→ **What is required**: Pull each line holding the word "VALOR" from the data.

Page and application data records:
»»

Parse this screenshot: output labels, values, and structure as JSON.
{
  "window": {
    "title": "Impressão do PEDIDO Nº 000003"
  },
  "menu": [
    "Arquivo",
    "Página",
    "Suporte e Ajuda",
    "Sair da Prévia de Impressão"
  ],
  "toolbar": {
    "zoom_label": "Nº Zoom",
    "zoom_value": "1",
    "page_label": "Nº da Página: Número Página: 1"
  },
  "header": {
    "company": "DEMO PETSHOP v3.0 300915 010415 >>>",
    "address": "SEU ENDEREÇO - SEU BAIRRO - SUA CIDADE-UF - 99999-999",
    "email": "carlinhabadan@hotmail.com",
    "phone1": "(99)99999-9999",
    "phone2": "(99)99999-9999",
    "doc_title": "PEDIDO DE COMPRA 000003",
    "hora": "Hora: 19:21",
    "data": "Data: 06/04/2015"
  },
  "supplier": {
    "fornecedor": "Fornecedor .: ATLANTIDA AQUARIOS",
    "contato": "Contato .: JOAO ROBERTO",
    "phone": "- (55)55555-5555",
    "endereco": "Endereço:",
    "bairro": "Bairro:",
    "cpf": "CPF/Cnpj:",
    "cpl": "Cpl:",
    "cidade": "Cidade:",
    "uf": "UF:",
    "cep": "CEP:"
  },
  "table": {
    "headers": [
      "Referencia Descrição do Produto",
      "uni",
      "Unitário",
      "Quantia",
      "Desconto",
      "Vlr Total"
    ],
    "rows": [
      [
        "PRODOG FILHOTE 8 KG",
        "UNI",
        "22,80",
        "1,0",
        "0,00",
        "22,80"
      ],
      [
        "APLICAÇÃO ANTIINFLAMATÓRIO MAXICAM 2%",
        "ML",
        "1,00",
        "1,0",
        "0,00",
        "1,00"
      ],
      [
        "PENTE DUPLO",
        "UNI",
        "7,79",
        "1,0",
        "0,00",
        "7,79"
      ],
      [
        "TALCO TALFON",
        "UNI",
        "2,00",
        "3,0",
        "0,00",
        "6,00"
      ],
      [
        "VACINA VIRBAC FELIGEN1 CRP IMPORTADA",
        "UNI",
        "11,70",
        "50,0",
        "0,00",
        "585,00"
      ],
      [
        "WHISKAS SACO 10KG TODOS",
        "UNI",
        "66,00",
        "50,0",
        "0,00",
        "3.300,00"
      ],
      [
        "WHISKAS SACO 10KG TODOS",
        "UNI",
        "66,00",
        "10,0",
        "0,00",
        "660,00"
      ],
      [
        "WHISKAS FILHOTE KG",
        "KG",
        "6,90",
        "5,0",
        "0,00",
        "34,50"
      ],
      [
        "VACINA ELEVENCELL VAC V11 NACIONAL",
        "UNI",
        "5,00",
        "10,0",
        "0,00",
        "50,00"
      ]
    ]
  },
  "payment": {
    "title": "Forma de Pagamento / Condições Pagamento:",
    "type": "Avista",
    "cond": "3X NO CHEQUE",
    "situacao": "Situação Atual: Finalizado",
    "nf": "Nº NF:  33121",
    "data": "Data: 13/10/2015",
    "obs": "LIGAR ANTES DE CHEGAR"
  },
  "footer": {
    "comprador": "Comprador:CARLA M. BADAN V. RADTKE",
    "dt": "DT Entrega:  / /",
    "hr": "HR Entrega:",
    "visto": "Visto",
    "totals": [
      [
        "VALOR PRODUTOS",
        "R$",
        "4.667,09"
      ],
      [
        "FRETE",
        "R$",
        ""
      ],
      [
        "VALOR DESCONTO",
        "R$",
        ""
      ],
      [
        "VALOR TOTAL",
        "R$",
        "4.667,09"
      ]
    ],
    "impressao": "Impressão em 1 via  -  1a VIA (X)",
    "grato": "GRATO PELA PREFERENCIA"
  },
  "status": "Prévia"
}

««

→ **Response area**:
        "VALOR PRODUTOS",
        "VALOR DESCONTO",
        "VALOR TOTAL",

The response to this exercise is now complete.